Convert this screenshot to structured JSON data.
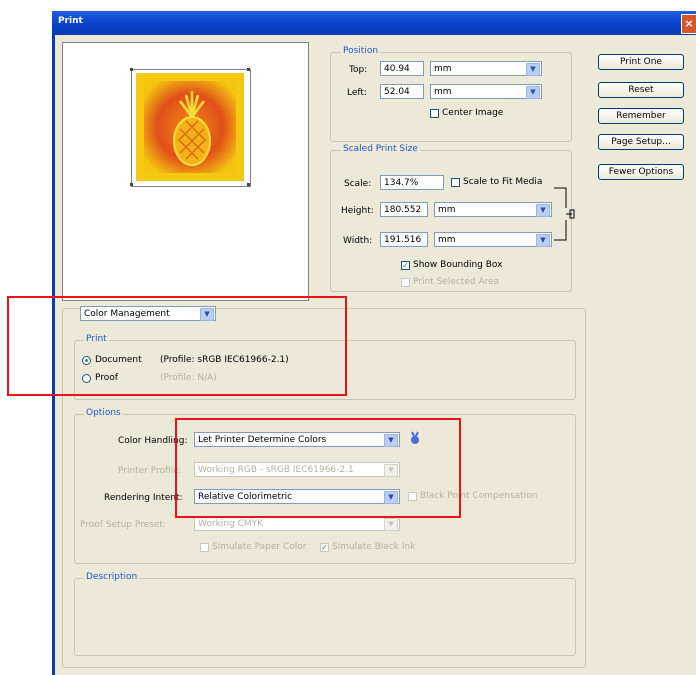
{
  "window": {
    "title": "Print",
    "close_glyph": "×"
  },
  "position": {
    "group_label": "Position",
    "top_label": "Top:",
    "top_value": "40.94",
    "top_unit": "mm",
    "left_label": "Left:",
    "left_value": "52.04",
    "left_unit": "mm",
    "center_label": "Center Image",
    "center_checked": false
  },
  "scaled": {
    "group_label": "Scaled Print Size",
    "scale_label": "Scale:",
    "scale_value": "134.7%",
    "fit_label": "Scale to Fit Media",
    "fit_checked": false,
    "height_label": "Height:",
    "height_value": "180.552",
    "height_unit": "mm",
    "width_label": "Width:",
    "width_value": "191.516",
    "width_unit": "mm",
    "bbox_label": "Show Bounding Box",
    "bbox_checked": true,
    "selected_label": "Print Selected Area"
  },
  "buttons": {
    "print_one": "Print One",
    "reset": "Reset",
    "remember": "Remember",
    "page_setup": "Page Setup...",
    "fewer": "Fewer Options"
  },
  "mode_select": "Color Management",
  "print_group": {
    "label": "Print",
    "document_label": "Document",
    "document_profile": "(Profile: sRGB IEC61966-2.1)",
    "proof_label": "Proof",
    "proof_profile": "(Profile: N/A)"
  },
  "options": {
    "label": "Options",
    "color_handling_label": "Color Handling:",
    "color_handling_value": "Let Printer Determine Colors",
    "printer_profile_label": "Printer Profile:",
    "printer_profile_value": "Working RGB - sRGB IEC61966-2.1",
    "rendering_label": "Rendering Intent:",
    "rendering_value": "Relative Colorimetric",
    "bpc_label": "Black Point Compensation",
    "proof_setup_label": "Proof Setup Preset:",
    "proof_setup_value": "Working CMYK",
    "sim_paper_label": "Simulate Paper Color",
    "sim_ink_label": "Simulate Black Ink"
  },
  "description": {
    "label": "Description"
  },
  "icons": {
    "dropdown": "chevron-down-icon",
    "info": "info-icon",
    "link": "chain-link-icon"
  },
  "colors": {
    "highlight_box": "#e8141b",
    "titlebar": "#0a3fc8",
    "group_label": "#2056c8"
  }
}
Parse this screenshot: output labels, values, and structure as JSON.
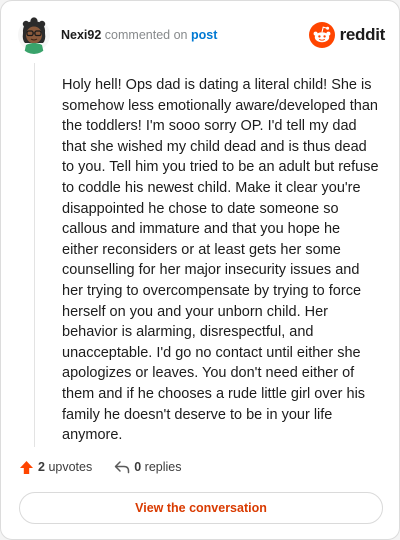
{
  "comment": {
    "username": "Nexi92",
    "action_text": "commented on",
    "post_link_label": "post",
    "body": "Holy hell! Ops dad is dating a literal child! She is somehow less emotionally aware/developed than the toddlers! I'm sooo sorry OP. I'd tell my dad that she wished my child dead and is thus dead to you. Tell him you tried to be an adult but refuse to coddle his newest child. Make it clear you're disappointed he chose to date someone so callous and immature and that you hope he either reconsiders or at least gets her some counselling for her major insecurity issues and her trying to overcompensate by trying to force herself on you and your unborn child. Her behavior is alarming, disrespectful, and unacceptable. I'd go no contact until either she apologizes or leaves. You don't need either of them and if he chooses a rude little girl over his family he doesn't deserve to be in your life anymore."
  },
  "brand": {
    "name": "reddit",
    "icon": "reddit-alien-icon",
    "color": "#ff4500"
  },
  "stats": {
    "upvotes_count": "2",
    "upvotes_label": "upvotes",
    "upvote_icon": "upvote-arrow-icon",
    "upvote_color": "#ff4500",
    "replies_count": "0",
    "replies_label": "replies",
    "reply_icon": "reply-arrow-icon"
  },
  "actions": {
    "view_conversation_label": "View the conversation",
    "accent_color": "#d93a00"
  }
}
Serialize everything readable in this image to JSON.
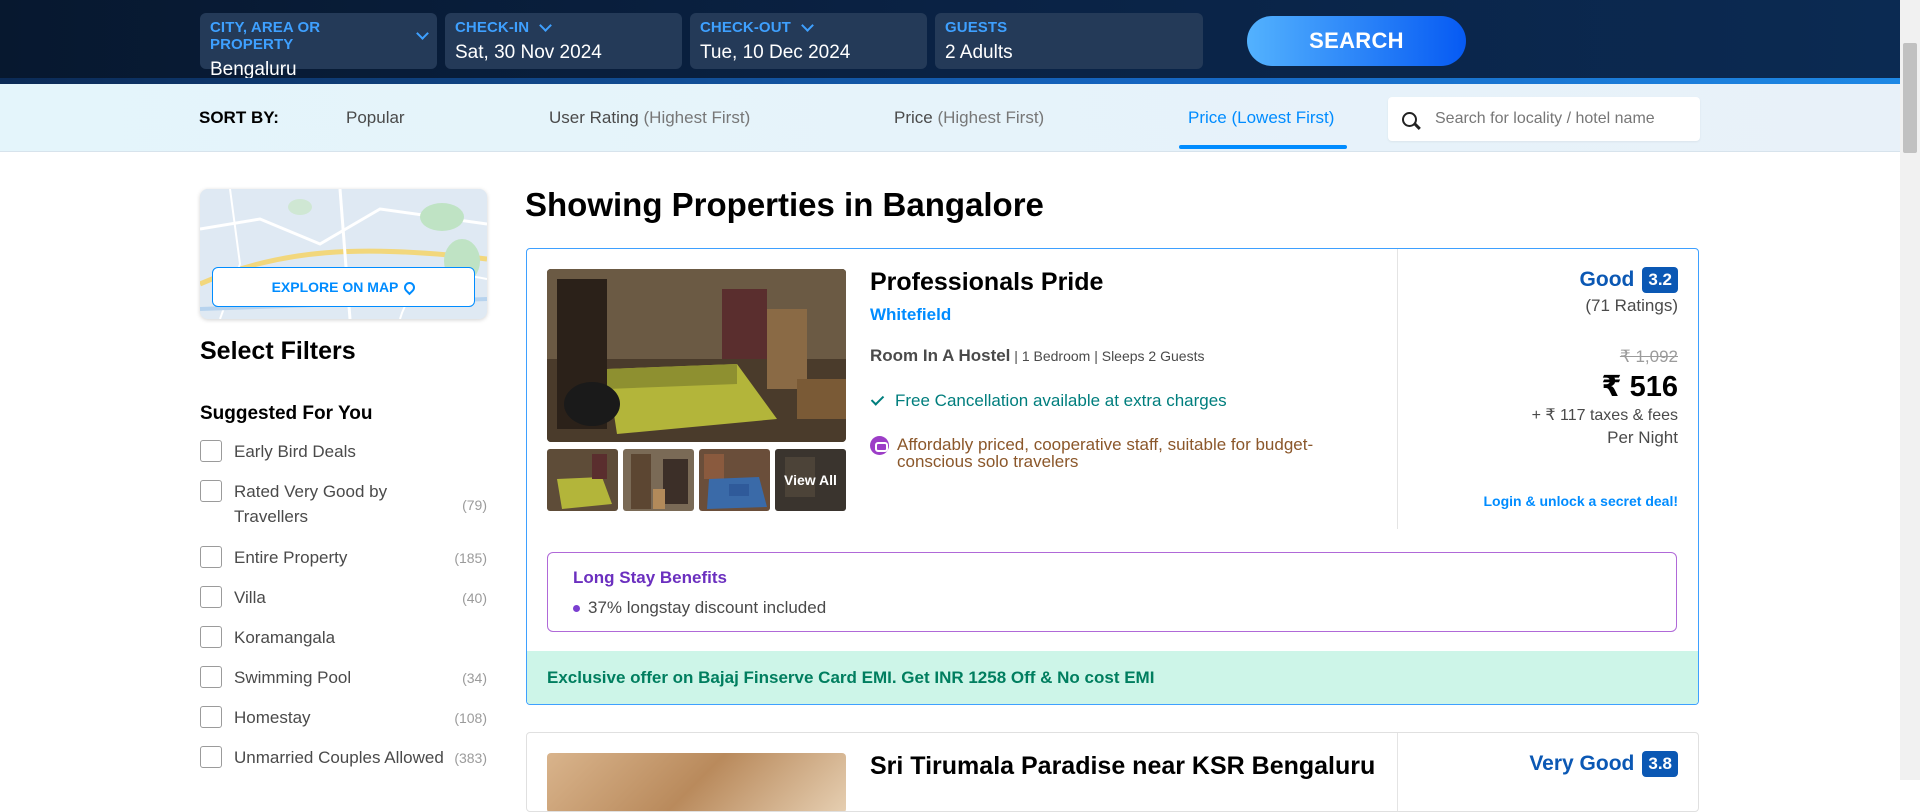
{
  "search": {
    "city": {
      "label": "CITY, AREA OR PROPERTY",
      "value": "Bengaluru"
    },
    "checkin": {
      "label": "CHECK-IN",
      "value": "Sat, 30 Nov 2024"
    },
    "checkout": {
      "label": "CHECK-OUT",
      "value": "Tue, 10 Dec 2024"
    },
    "guests": {
      "label": "GUESTS",
      "value": "2 Adults"
    },
    "button": "SEARCH"
  },
  "sort": {
    "label": "SORT BY:",
    "options": [
      {
        "main": "Popular",
        "sub": ""
      },
      {
        "main": "User Rating",
        "sub": "(Highest First)"
      },
      {
        "main": "Price",
        "sub": "(Highest First)"
      },
      {
        "main": "Price",
        "sub": "(Lowest First)"
      }
    ],
    "active_index": 3,
    "locality_placeholder": "Search for locality / hotel name"
  },
  "sidebar": {
    "explore_map": "EXPLORE ON MAP",
    "select_filters": "Select Filters",
    "suggested_title": "Suggested For You",
    "filters": [
      {
        "label": "Early Bird Deals",
        "count": ""
      },
      {
        "label": "Rated Very Good by Travellers",
        "count": "(79)"
      },
      {
        "label": "Entire Property",
        "count": "(185)"
      },
      {
        "label": "Villa",
        "count": "(40)"
      },
      {
        "label": "Koramangala",
        "count": ""
      },
      {
        "label": "Swimming Pool",
        "count": "(34)"
      },
      {
        "label": "Homestay",
        "count": "(108)"
      },
      {
        "label": "Unmarried Couples Allowed",
        "count": "(383)"
      }
    ]
  },
  "results": {
    "title": "Showing Properties in Bangalore",
    "hotels": [
      {
        "name": "Professionals Pride",
        "location": "Whitefield",
        "room_type": "Room In A Hostel",
        "room_meta": " | 1 Bedroom | Sleeps 2 Guests",
        "free_cancellation": "Free Cancellation available at extra charges",
        "review_summary": "Affordably priced, cooperative staff, suitable for budget-conscious solo travelers",
        "view_all": "View All",
        "rating_word": "Good",
        "rating_score": "3.2",
        "rating_count": "(71 Ratings)",
        "price_old": "₹ 1,092",
        "price_new": "₹ 516",
        "taxes": "+ ₹ 117 taxes & fees",
        "per_night": "Per Night",
        "login_deal": "Login & unlock a secret deal!",
        "long_stay_title": "Long Stay Benefits",
        "long_stay_item": "37% longstay discount included",
        "offer": "Exclusive offer on Bajaj Finserve Card EMI. Get INR 1258 Off & No cost EMI"
      },
      {
        "name": "Sri Tirumala Paradise near KSR Bengaluru",
        "rating_word": "Very Good",
        "rating_score": "3.8"
      }
    ]
  },
  "colors": {
    "accent_blue": "#008cff",
    "rating_blue": "#0b58b4",
    "header_navy": "#0a2244",
    "offer_green_bg": "#cdf5e8",
    "longstay_purple": "#b069d8"
  },
  "icons": {
    "dropdown": "chevron-down-icon",
    "search": "search-icon",
    "map_pin": "map-pin-icon",
    "check": "check-icon",
    "review": "review-summary-icon"
  }
}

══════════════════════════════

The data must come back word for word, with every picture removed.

Convert this screenshot to structured JSON data.
{
  "window": {
    "title": "Print",
    "close_glyph": "×"
  },
  "position": {
    "group_label": "Position",
    "top_label": "Top:",
    "top_value": "40.94",
    "top_unit": "mm",
    "left_label": "Left:",
    "left_value": "52.04",
    "left_unit": "mm",
    "center_label": "Center Image",
    "center_checked": false
  },
  "scaled": {
    "group_label": "Scaled Print Size",
    "scale_label": "Scale:",
    "scale_value": "134.7%",
    "fit_label": "Scale to Fit Media",
    "fit_checked": false,
    "height_label": "Height:",
    "height_value": "180.552",
    "height_unit": "mm",
    "width_label": "Width:",
    "width_value": "191.516",
    "width_unit": "mm",
    "bbox_label": "Show Bounding Box",
    "bbox_checked": true,
    "selected_label": "Print Selected Area"
  },
  "buttons": {
    "print_one": "Print One",
    "reset": "Reset",
    "remember": "Remember",
    "page_setup": "Page Setup...",
    "fewer": "Fewer Options"
  },
  "mode_select": "Color Management",
  "print_group": {
    "label": "Print",
    "document_label": "Document",
    "document_profile": "(Profile: sRGB IEC61966-2.1)",
    "proof_label": "Proof",
    "proof_profile": "(Profile: N/A)"
  },
  "options": {
    "label": "Options",
    "color_handling_label": "Color Handling:",
    "color_handling_value": "Let Printer Determine Colors",
    "printer_profile_label": "Printer Profile:",
    "printer_profile_value": "Working RGB - sRGB IEC61966-2.1",
    "rendering_label": "Rendering Intent:",
    "rendering_value": "Relative Colorimetric",
    "bpc_label": "Black Point Compensation",
    "proof_setup_label": "Proof Setup Preset:",
    "proof_setup_value": "Working CMYK",
    "sim_paper_label": "Simulate Paper Color",
    "sim_ink_label": "Simulate Black Ink"
  },
  "description": {
    "label": "Description"
  },
  "icons": {
    "dropdown": "chevron-down-icon",
    "info": "info-icon",
    "link": "chain-link-icon"
  },
  "colors": {
    "highlight_box": "#e8141b",
    "titlebar": "#0a3fc8",
    "group_label": "#2056c8"
  }
}
Parse this screenshot: output labels, values, and structure as JSON.
{
  "comment": {
    "username": "Nexi92",
    "action_text": "commented on",
    "post_link_label": "post",
    "body": "Holy hell! Ops dad is dating a literal child! She is somehow less emotionally aware/developed than the toddlers! I'm sooo sorry OP. I'd tell my dad that she wished my child dead and is thus dead to you. Tell him you tried to be an adult but refuse to coddle his newest child. Make it clear you're disappointed he chose to date someone so callous and immature and that you hope he either reconsiders or at least gets her some counselling for her major insecurity issues and her trying to overcompensate by trying to force herself on you and your unborn child. Her behavior is alarming, disrespectful, and unacceptable. I'd go no contact until either she apologizes or leaves. You don't need either of them and if he chooses a rude little girl over his family he doesn't deserve to be in your life anymore."
  },
  "brand": {
    "name": "reddit",
    "icon": "reddit-alien-icon",
    "color": "#ff4500"
  },
  "stats": {
    "upvotes_count": "2",
    "upvotes_label": "upvotes",
    "upvote_icon": "upvote-arrow-icon",
    "upvote_color": "#ff4500",
    "replies_count": "0",
    "replies_label": "replies",
    "reply_icon": "reply-arrow-icon"
  },
  "actions": {
    "view_conversation_label": "View the conversation",
    "accent_color": "#d93a00"
  }
}
Serialize everything readable in this image to JSON.
{
  "search": {
    "city": {
      "label": "CITY, AREA OR PROPERTY",
      "value": "Bengaluru"
    },
    "checkin": {
      "label": "CHECK-IN",
      "value": "Sat, 30 Nov 2024"
    },
    "checkout": {
      "label": "CHECK-OUT",
      "value": "Tue, 10 Dec 2024"
    },
    "guests": {
      "label": "GUESTS",
      "value": "2 Adults"
    },
    "button": "SEARCH"
  },
  "sort": {
    "label": "SORT BY:",
    "options": [
      {
        "main": "Popular",
        "sub": ""
      },
      {
        "main": "User Rating",
        "sub": "(Highest First)"
      },
      {
        "main": "Price",
        "sub": "(Highest First)"
      },
      {
        "main": "Price",
        "sub": "(Lowest First)"
      }
    ],
    "active_index": 3,
    "locality_placeholder": "Search for locality / hotel name"
  },
  "sidebar": {
    "explore_map": "EXPLORE ON MAP",
    "select_filters": "Select Filters",
    "suggested_title": "Suggested For You",
    "filters": [
      {
        "label": "Early Bird Deals",
        "count": ""
      },
      {
        "label": "Rated Very Good by Travellers",
        "count": "(79)"
      },
      {
        "label": "Entire Property",
        "count": "(185)"
      },
      {
        "label": "Villa",
        "count": "(40)"
      },
      {
        "label": "Koramangala",
        "count": ""
      },
      {
        "label": "Swimming Pool",
        "count": "(34)"
      },
      {
        "label": "Homestay",
        "count": "(108)"
      },
      {
        "label": "Unmarried Couples Allowed",
        "count": "(383)"
      }
    ]
  },
  "results": {
    "title": "Showing Properties in Bangalore",
    "hotels": [
      {
        "name": "Professionals Pride",
        "location": "Whitefield",
        "room_type": "Room In A Hostel",
        "room_meta": " | 1 Bedroom | Sleeps 2 Guests",
        "free_cancellation": "Free Cancellation available at extra charges",
        "review_summary": "Affordably priced, cooperative staff, suitable for budget-conscious solo travelers",
        "view_all": "View All",
        "rating_word": "Good",
        "rating_score": "3.2",
        "rating_count": "(71 Ratings)",
        "price_old": "₹ 1,092",
        "price_new": "₹ 516",
        "taxes": "+ ₹ 117 taxes & fees",
        "per_night": "Per Night",
        "login_deal": "Login & unlock a secret deal!",
        "long_stay_title": "Long Stay Benefits",
        "long_stay_item": "37% longstay discount included",
        "offer": "Exclusive offer on Bajaj Finserve Card EMI. Get INR 1258 Off & No cost EMI"
      },
      {
        "name": "Sri Tirumala Paradise near KSR Bengaluru",
        "rating_word": "Very Good",
        "rating_score": "3.8"
      }
    ]
  },
  "colors": {
    "accent_blue": "#008cff",
    "rating_blue": "#0b58b4",
    "header_navy": "#0a2244",
    "offer_green_bg": "#cdf5e8",
    "longstay_purple": "#b069d8"
  },
  "icons": {
    "dropdown": "chevron-down-icon",
    "search": "search-icon",
    "map_pin": "map-pin-icon",
    "check": "check-icon",
    "review": "review-summary-icon"
  }
}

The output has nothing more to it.